A risk assessment is not just a paper exercise. It is about understanding the hazards and taking all possible measures to control the risks within the workplace. Only after all control measures have been tried and the risk remains should personal protective equipment (PPE) be used.
Common industry hazards
Common hazards that arise in the cleaning industry include; skin irritation, dermatitis, disfiguring burns, eye injury or blindness. These injuries and illnesses are either caused by a corrosive chemical product coming into contact with skin; through accidental splash-back or through poor hand care. By using personal protective equipment, employees can help to reduce these kinds of occupational accidents and help to keep the workplace safe.

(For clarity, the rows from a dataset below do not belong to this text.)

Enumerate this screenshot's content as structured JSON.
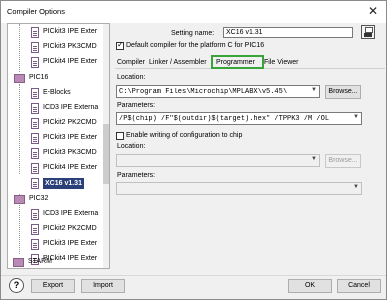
{
  "window": {
    "title": "Compiler Options",
    "close_glyph": "✕"
  },
  "tree": {
    "rows": [
      {
        "label": "PICkit3 IPE Exter"
      },
      {
        "label": "PICkit3 PK3CMD"
      },
      {
        "label": "PICkit4 IPE Exter"
      },
      {
        "label": "PIC16"
      },
      {
        "label": "E-Blocks"
      },
      {
        "label": "ICD3 IPE Externa"
      },
      {
        "label": "PICkit2 PK2CMD"
      },
      {
        "label": "PICkit3 IPE Exter"
      },
      {
        "label": "PICkit3 PK3CMD"
      },
      {
        "label": "PICkit4 IPE Exter"
      },
      {
        "label": "XC16 v1.31"
      },
      {
        "label": "PIC32"
      },
      {
        "label": "ICD3 IPE Externa"
      },
      {
        "label": "PICkit2 PK2CMD"
      },
      {
        "label": "PICkit3 IPE Exter"
      },
      {
        "label": "PICkit4 IPE Exter"
      },
      {
        "label": "STARM"
      }
    ]
  },
  "setting_name": {
    "label": "Setting name:",
    "value": "XC16 v1.31"
  },
  "default_compiler": {
    "label": "Default compiler for the platform C for PIC16",
    "checked": true
  },
  "tabs": [
    {
      "label": "Compiler"
    },
    {
      "label": "Linker / Assembler"
    },
    {
      "label": "Programmer"
    },
    {
      "label": "File Viewer"
    }
  ],
  "programmer": {
    "location_label": "Location:",
    "location_value": "C:\\Program Files\\Microchip\\MPLABX\\v5.45\\",
    "browse_label": "Browse...",
    "parameters_label": "Parameters:",
    "parameters_value": "/P$(chip) /F\"$(outdir)$(target).hex\" /TPPK3 /M /OL",
    "enable_config_label": "Enable writing of configuration to chip",
    "config_location_label": "Location:",
    "config_location_value": "",
    "config_browse_label": "Browse...",
    "config_parameters_label": "Parameters:",
    "config_parameters_value": ""
  },
  "footer": {
    "help_glyph": "?",
    "export_label": "Export",
    "import_label": "Import",
    "ok_label": "OK",
    "cancel_label": "Cancel"
  }
}
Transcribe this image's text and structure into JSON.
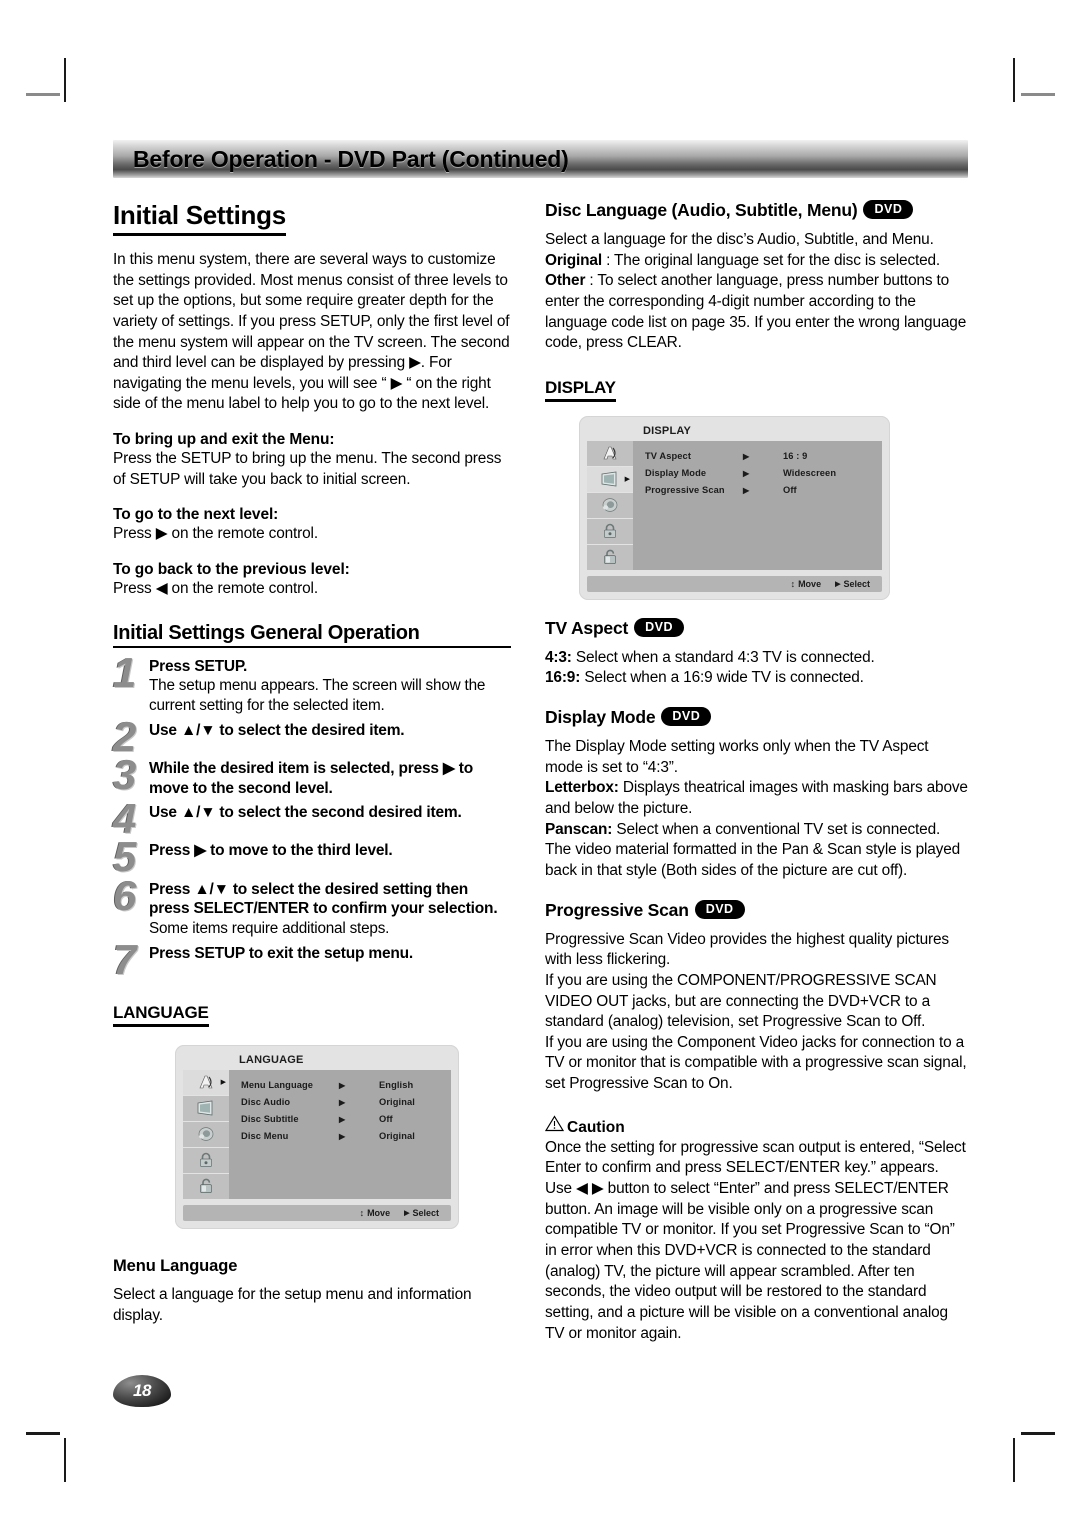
{
  "banner": {
    "title": "Before Operation - DVD Part (Continued)"
  },
  "page_number": "18",
  "left": {
    "section_title": "Initial Settings",
    "intro": "In this menu system, there are several ways to customize the settings provided. Most menus consist of three levels to set up the options, but some require greater depth for the variety of settings. If you press SETUP, only the first level of the menu system will appear on the TV screen. The second and third level can be displayed by pressing ▶. For navigating the menu levels, you will see “ ▶ “ on the right side of the menu label to help you to go to the next level.",
    "bring_up_heading": "To bring up and exit the Menu:",
    "bring_up_text": "Press the SETUP to bring up the menu. The second press of SETUP will take you back to initial screen.",
    "next_level_heading": "To go to the next level:",
    "next_level_text": "Press ▶ on the remote control.",
    "prev_level_heading": "To go back to the previous level:",
    "prev_level_text": "Press ◀ on the remote control.",
    "general_op_title": "Initial Settings General Operation",
    "steps": [
      {
        "num": "1",
        "title": "Press SETUP.",
        "desc": "The setup menu appears. The screen will show the current setting for the selected item."
      },
      {
        "num": "2",
        "title": "Use ▲/▼ to select the desired item.",
        "desc": ""
      },
      {
        "num": "3",
        "title": "While the desired item is selected, press ▶ to move to the second level.",
        "desc": ""
      },
      {
        "num": "4",
        "title": "Use ▲/▼ to select the second desired item.",
        "desc": ""
      },
      {
        "num": "5",
        "title": "Press ▶ to move to the third level.",
        "desc": ""
      },
      {
        "num": "6",
        "title": "Press ▲/▼ to select the desired setting then press SELECT/ENTER to confirm your selection.",
        "desc": "Some items require additional steps."
      },
      {
        "num": "7",
        "title": "Press SETUP to exit the setup menu.",
        "desc": ""
      }
    ],
    "language_heading": "LANGUAGE",
    "language_menu": {
      "title": "LANGUAGE",
      "rows": [
        {
          "label": "Menu Language",
          "arrow": "▶",
          "value": "English"
        },
        {
          "label": "Disc Audio",
          "arrow": "▶",
          "value": "Original"
        },
        {
          "label": "Disc Subtitle",
          "arrow": "▶",
          "value": "Off"
        },
        {
          "label": "Disc Menu",
          "arrow": "▶",
          "value": "Original"
        }
      ],
      "footer_move": "Move",
      "footer_select": "Select",
      "selected_icon_index": 0,
      "icons": [
        "language-icon",
        "display-icon",
        "audio-icon",
        "lock-icon",
        "others-icon"
      ]
    },
    "menu_language_heading": "Menu Language",
    "menu_language_text": "Select a language for the setup menu and information display."
  },
  "right": {
    "disc_language_heading": "Disc Language (Audio, Subtitle, Menu)",
    "disc_language_badge": "DVD",
    "disc_language_intro": "Select a language for the disc’s Audio, Subtitle, and Menu.",
    "disc_language_original_label": "Original",
    "disc_language_original_text": " : The original language set for the disc is selected.",
    "disc_language_other_label": "Other",
    "disc_language_other_text": " : To select another language, press number buttons to enter the corresponding 4-digit number according to the language code list on page 35. If you enter the wrong language code, press CLEAR.",
    "display_heading": "DISPLAY",
    "display_menu": {
      "title": "DISPLAY",
      "rows": [
        {
          "label": "TV Aspect",
          "arrow": "▶",
          "value": "16 : 9"
        },
        {
          "label": "Display Mode",
          "arrow": "▶",
          "value": "Widescreen"
        },
        {
          "label": "Progressive Scan",
          "arrow": "▶",
          "value": "Off"
        }
      ],
      "footer_move": "Move",
      "footer_select": "Select",
      "selected_icon_index": 1,
      "icons": [
        "language-icon",
        "display-icon",
        "audio-icon",
        "lock-icon",
        "others-icon"
      ]
    },
    "tv_aspect_heading": "TV Aspect",
    "tv_aspect_badge": "DVD",
    "tv_aspect_43_label": "4:3:",
    "tv_aspect_43_text": " Select when a standard 4:3 TV is connected.",
    "tv_aspect_169_label": "16:9:",
    "tv_aspect_169_text": " Select when a 16:9 wide TV is connected.",
    "display_mode_heading": "Display Mode",
    "display_mode_badge": "DVD",
    "display_mode_intro": "The Display Mode setting works only when the TV Aspect mode is set to “4:3”.",
    "display_mode_letterbox_label": "Letterbox:",
    "display_mode_letterbox_text": " Displays theatrical images with masking bars above and below the picture.",
    "display_mode_panscan_label": "Panscan:",
    "display_mode_panscan_text": " Select when a conventional TV set is connected. The video material formatted in the Pan & Scan style is played back in that style (Both sides of the picture are cut off).",
    "progressive_scan_heading": "Progressive Scan",
    "progressive_scan_badge": "DVD",
    "progressive_scan_text": "Progressive Scan Video provides the highest quality pictures with less flickering.\nIf you are using the COMPONENT/PROGRESSIVE SCAN VIDEO OUT jacks, but are connecting the DVD+VCR to a standard (analog) television, set Progressive Scan to Off.\nIf you are using the Component Video jacks for connection to a TV or monitor that is compatible with a progressive scan signal, set Progressive Scan to On.",
    "caution_heading": "Caution",
    "caution_text": "Once the setting for progressive scan output is entered, “Select Enter to confirm and press SELECT/ENTER key.” appears. Use ◀ ▶ button to select “Enter” and press SELECT/ENTER button. An image will be visible only on a progressive scan compatible TV or monitor. If you set Progressive Scan to “On” in error when this DVD+VCR is connected to the standard (analog) TV, the picture will appear scrambled. After ten seconds, the video output will be restored to the standard setting, and a picture will be visible on a conventional analog TV or monitor again."
  }
}
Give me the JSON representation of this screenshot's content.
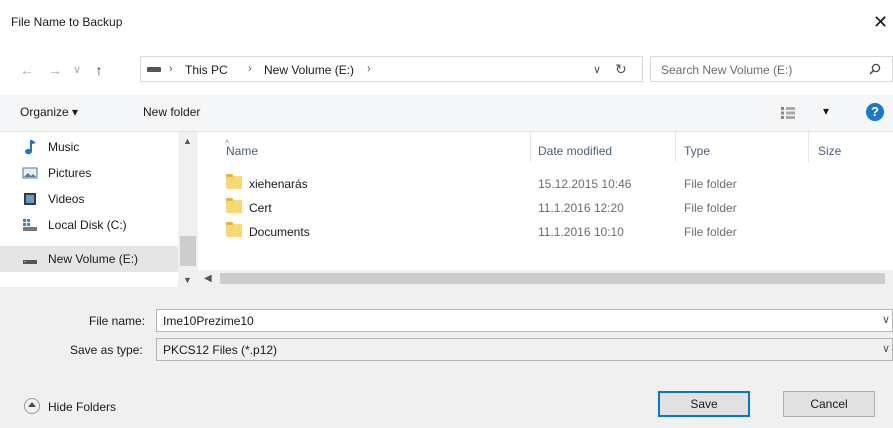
{
  "window": {
    "title": "File Name to Backup"
  },
  "nav": {
    "back": "←",
    "forward": "→",
    "recent": "∨",
    "up": "↑",
    "breadcrumb": [
      "This PC",
      "New Volume (E:)"
    ],
    "sep": "›",
    "dropdown": "∨",
    "refresh": "↻",
    "search_placeholder": "Search New Volume (E:)"
  },
  "toolbar": {
    "organize": "Organize ▾",
    "new_folder": "New folder",
    "view": "▾",
    "help": "?"
  },
  "sidebar": {
    "items": [
      {
        "label": "Music",
        "icon": "music-icon",
        "selected": false
      },
      {
        "label": "Pictures",
        "icon": "pictures-icon",
        "selected": false
      },
      {
        "label": "Videos",
        "icon": "videos-icon",
        "selected": false
      },
      {
        "label": "Local Disk (C:)",
        "icon": "local-disk-icon",
        "selected": false
      },
      {
        "label": "New Volume (E:)",
        "icon": "drive-icon",
        "selected": true
      }
    ]
  },
  "files": {
    "columns": [
      "Name",
      "Date modified",
      "Type",
      "Size"
    ],
    "rows": [
      {
        "name": "xiehenarás",
        "date": "15.12.2015 10:46",
        "type": "File folder",
        "size": ""
      },
      {
        "name": "Cert",
        "date": "11.1.2016 12:20",
        "type": "File folder",
        "size": ""
      },
      {
        "name": "Documents",
        "date": "11.1.2016 10:10",
        "type": "File folder",
        "size": ""
      }
    ]
  },
  "form": {
    "file_name_label": "File name:",
    "file_name_value": "Ime10Prezime10",
    "save_type_label": "Save as type:",
    "save_type_value": "PKCS12 Files (*.p12)"
  },
  "buttons": {
    "hide_folders": "Hide Folders",
    "save": "Save",
    "cancel": "Cancel"
  },
  "colors": {
    "accent": "#0078d7",
    "help": "#1979ca",
    "header_text": "#4c607a",
    "folder": "#f8d775"
  }
}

Goggles are fundamental in helping to protect the eyes from accidental splash-back that could occur when mixing chemicals such as bleach. For goggles that offer high level chemical protection at an affordable price, Arco Acetate Clear Goggles are available. Not all goggles are chemical splash resistant however, so employers should double check that whatever eyewear is being used is fit for purpose. PVC splash proof aprons can also be worn to help protect the body and clothing.
Wearing disposable gloves will offer a good level of hand protection to employees who are regularly mixing and working with low strength chemicals. Gloves such as the Arco Household Grip Gloves have been specifically designed with cleaning professionals in mind and are designed to be lightweight, dextrous and durable for everyday use. The gloves are latex free and also have added grip on the inside helping to stop the gloves from moving around on the hand and causing friction.
Unfortunately, whilst wearing gloves will protect the hands from chemical burns, regular use will play havoc with your skin. Heat becomes trapped within the glove which causes hands to sweat. Sweating and over-washing of hands will eventually inflame the skin and cause skin conditions such as occupational dermatitis. To help prevent conditions like this developing, it is essential that cleaning operatives practice good hand care and use protective skin creams regularly.
Arco has developed the Arco Three-Step Industrial Skincare System to help defend the skin from occupational skin disorders. The Pre-Work Cream protects the skin from contaminants, including chemicals, oils and greases, and also eases the cleansing process. The secondary stage is a gentle hand cleanser that works with the Pre-Work Cream to effectively remove contaminants that are present on the hands. The third step is the After Work Cream that restores skin that has been weakened by environmental and mechanical factors. The cream works by replacing moisture and lipids, supplementing the skin’s natural healing process.
Working with chemicals does not have to be dangerous. By understanding the regulations, taking the right preventative steps to minimise contact with damaging agents and adopting an appropriate skin safety regime, the risk of occupational illness and injury can be severely reduced. Through taking action today, employees, visitors and other personnel working in your business will undoubtedly have the best chance at going home safe at the end of the day.